Task to complete:
Search the entries below for the word "mejores" and copy each line that has it.

Entries from a dataset of interfaces:

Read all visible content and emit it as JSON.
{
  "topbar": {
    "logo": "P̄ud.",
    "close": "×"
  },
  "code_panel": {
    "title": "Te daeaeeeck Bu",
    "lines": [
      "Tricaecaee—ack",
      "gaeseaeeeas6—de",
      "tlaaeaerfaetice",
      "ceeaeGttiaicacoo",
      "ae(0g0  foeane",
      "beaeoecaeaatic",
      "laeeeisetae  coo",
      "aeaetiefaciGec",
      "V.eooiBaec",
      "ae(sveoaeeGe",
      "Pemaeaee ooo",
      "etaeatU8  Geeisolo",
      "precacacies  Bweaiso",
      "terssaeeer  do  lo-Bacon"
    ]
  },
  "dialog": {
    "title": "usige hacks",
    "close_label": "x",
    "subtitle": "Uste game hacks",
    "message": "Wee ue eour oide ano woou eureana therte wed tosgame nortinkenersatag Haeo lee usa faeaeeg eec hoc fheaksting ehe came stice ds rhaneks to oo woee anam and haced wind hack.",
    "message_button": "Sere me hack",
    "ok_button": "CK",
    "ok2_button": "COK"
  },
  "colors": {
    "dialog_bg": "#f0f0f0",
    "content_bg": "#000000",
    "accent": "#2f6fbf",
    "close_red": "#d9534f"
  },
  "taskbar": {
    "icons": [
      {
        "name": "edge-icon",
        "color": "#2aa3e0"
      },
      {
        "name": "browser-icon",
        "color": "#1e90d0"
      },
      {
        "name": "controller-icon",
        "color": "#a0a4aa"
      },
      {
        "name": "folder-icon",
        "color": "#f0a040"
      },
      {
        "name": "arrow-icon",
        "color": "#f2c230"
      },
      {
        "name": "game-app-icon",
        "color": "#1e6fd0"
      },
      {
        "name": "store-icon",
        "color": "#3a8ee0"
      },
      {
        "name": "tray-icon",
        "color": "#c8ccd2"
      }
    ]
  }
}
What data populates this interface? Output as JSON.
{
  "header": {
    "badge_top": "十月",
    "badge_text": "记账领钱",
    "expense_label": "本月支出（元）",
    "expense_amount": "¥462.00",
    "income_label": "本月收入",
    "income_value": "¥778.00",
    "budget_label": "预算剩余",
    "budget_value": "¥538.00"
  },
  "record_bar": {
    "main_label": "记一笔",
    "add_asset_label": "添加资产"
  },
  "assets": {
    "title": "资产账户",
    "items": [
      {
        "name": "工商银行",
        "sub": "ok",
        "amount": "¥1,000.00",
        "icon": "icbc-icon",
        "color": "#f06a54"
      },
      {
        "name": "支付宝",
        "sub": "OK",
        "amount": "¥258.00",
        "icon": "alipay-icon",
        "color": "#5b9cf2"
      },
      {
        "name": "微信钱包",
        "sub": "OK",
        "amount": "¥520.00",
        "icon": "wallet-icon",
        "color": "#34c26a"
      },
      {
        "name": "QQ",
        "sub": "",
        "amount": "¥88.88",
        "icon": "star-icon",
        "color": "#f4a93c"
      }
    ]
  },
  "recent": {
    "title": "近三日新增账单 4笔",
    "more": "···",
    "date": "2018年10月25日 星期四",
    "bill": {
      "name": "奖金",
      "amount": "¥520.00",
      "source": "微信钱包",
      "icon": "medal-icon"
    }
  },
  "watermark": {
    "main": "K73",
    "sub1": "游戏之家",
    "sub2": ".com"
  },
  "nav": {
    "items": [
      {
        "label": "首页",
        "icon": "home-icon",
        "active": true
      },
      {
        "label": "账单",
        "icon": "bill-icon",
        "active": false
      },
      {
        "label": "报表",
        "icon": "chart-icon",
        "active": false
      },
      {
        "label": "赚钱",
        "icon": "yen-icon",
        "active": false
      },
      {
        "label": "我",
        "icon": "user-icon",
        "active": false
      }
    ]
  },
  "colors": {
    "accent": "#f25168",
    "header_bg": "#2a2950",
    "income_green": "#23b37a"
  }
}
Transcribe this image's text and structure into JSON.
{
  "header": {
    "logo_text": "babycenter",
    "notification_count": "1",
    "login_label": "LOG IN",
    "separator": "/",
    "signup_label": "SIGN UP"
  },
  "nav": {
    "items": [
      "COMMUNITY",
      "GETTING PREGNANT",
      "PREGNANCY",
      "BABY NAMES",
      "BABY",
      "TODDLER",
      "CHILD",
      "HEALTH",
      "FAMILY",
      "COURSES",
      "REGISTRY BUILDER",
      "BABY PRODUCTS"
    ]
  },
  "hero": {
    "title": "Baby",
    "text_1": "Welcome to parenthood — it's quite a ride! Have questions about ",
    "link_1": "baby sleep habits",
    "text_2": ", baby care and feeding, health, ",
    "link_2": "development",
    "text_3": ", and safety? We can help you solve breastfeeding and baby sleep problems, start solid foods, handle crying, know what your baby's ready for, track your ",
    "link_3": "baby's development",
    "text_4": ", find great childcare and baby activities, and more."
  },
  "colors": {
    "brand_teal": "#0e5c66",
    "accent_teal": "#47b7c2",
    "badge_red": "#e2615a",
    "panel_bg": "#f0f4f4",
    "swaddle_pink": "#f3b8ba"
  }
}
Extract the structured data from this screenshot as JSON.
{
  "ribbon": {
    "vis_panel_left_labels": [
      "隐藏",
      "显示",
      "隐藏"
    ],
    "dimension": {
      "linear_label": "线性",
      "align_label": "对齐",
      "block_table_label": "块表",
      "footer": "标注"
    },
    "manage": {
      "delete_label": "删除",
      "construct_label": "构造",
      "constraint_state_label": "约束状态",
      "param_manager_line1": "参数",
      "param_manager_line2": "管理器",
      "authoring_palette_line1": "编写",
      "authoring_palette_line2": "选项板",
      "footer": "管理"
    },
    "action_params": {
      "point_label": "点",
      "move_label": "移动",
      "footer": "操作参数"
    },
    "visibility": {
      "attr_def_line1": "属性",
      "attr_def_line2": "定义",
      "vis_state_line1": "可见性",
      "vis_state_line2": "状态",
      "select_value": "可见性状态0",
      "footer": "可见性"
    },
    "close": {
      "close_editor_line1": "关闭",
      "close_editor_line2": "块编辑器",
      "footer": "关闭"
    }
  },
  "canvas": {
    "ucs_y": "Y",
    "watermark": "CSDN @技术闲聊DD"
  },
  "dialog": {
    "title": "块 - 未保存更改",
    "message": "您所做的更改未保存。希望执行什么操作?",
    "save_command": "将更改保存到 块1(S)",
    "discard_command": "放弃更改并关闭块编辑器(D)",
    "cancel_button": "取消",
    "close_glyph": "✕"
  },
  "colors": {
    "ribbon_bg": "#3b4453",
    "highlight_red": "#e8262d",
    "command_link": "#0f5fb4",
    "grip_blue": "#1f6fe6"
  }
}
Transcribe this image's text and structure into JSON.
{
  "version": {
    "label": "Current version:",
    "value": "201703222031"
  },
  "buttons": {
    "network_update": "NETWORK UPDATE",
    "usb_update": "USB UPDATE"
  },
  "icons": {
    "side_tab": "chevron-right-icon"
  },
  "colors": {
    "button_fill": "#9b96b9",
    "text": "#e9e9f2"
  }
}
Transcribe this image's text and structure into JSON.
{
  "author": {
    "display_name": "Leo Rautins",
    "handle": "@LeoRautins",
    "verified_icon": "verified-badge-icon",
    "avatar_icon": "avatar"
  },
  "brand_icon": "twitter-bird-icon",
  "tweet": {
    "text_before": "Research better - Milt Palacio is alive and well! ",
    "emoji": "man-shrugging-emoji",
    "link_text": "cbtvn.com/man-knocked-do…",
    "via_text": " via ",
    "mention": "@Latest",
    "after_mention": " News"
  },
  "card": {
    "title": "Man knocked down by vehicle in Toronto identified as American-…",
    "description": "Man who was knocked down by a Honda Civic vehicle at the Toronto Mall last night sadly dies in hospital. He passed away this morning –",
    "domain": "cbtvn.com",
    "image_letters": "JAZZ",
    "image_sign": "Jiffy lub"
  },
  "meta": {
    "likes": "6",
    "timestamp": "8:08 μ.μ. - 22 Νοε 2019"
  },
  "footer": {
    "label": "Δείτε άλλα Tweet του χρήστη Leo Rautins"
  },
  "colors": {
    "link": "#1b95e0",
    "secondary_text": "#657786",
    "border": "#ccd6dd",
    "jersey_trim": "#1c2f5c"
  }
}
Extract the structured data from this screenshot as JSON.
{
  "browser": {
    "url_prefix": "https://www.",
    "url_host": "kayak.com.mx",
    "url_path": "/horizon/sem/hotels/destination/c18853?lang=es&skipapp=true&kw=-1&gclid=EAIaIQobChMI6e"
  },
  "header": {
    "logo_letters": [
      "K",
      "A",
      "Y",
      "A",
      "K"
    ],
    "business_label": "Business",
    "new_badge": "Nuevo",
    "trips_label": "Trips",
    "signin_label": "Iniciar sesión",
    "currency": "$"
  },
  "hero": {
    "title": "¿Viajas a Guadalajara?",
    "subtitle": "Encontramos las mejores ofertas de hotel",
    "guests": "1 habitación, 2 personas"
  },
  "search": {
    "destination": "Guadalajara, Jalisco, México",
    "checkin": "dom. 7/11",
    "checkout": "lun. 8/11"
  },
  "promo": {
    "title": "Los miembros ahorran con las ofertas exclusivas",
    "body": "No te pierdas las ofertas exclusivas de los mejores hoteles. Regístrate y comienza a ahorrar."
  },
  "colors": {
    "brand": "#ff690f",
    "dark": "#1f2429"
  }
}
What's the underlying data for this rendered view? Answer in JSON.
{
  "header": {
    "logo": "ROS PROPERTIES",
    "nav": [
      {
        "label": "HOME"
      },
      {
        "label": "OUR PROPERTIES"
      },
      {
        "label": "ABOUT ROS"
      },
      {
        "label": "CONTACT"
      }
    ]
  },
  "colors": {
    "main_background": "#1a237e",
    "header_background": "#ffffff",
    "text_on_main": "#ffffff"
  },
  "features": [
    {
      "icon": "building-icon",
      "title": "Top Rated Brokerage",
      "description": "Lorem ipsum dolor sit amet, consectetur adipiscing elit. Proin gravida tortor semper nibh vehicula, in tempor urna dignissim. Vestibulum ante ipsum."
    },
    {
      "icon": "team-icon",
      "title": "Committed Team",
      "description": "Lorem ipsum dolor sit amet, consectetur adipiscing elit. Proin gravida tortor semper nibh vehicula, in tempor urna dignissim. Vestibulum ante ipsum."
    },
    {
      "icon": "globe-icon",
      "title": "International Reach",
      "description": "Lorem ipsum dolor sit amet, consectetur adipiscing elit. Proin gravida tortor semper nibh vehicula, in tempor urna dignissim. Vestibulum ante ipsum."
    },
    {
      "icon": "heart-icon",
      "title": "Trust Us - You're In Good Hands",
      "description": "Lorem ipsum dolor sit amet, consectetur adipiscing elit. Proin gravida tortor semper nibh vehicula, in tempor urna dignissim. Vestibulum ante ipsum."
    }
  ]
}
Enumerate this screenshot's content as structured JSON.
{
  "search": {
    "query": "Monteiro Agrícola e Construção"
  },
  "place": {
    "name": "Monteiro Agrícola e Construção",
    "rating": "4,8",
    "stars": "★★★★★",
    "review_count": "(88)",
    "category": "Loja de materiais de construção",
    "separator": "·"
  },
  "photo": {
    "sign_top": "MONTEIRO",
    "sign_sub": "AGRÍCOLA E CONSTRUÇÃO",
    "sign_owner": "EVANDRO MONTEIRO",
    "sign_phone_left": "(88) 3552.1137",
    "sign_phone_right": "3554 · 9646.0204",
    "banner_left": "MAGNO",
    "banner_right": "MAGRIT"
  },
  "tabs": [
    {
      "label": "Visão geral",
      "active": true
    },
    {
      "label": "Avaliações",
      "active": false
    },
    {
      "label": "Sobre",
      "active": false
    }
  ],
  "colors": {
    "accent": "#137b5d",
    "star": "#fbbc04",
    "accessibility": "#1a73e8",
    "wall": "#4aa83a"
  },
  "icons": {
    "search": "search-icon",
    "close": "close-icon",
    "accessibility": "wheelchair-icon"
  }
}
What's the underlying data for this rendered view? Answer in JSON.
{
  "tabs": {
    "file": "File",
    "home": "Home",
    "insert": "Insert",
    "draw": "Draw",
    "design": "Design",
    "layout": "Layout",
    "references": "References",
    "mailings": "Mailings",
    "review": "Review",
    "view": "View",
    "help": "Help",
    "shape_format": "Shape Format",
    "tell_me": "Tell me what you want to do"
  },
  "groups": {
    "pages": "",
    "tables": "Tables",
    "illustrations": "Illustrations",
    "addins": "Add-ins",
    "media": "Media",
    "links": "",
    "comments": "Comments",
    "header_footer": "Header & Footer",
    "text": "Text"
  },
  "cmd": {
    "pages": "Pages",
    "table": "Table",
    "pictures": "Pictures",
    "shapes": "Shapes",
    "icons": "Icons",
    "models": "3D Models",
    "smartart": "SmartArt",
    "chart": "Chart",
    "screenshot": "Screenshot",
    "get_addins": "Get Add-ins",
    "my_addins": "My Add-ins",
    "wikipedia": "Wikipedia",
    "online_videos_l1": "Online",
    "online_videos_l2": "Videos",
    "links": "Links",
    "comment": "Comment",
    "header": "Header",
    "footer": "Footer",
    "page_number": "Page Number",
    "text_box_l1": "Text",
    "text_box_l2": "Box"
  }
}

Reply to the exercise:
    "subtitle": "Encontramos las mejores ofertas de hotel",
    "body": "No te pierdas las ofertas exclusivas de los mejores hoteles. Regístrate y comienza a ahorrar."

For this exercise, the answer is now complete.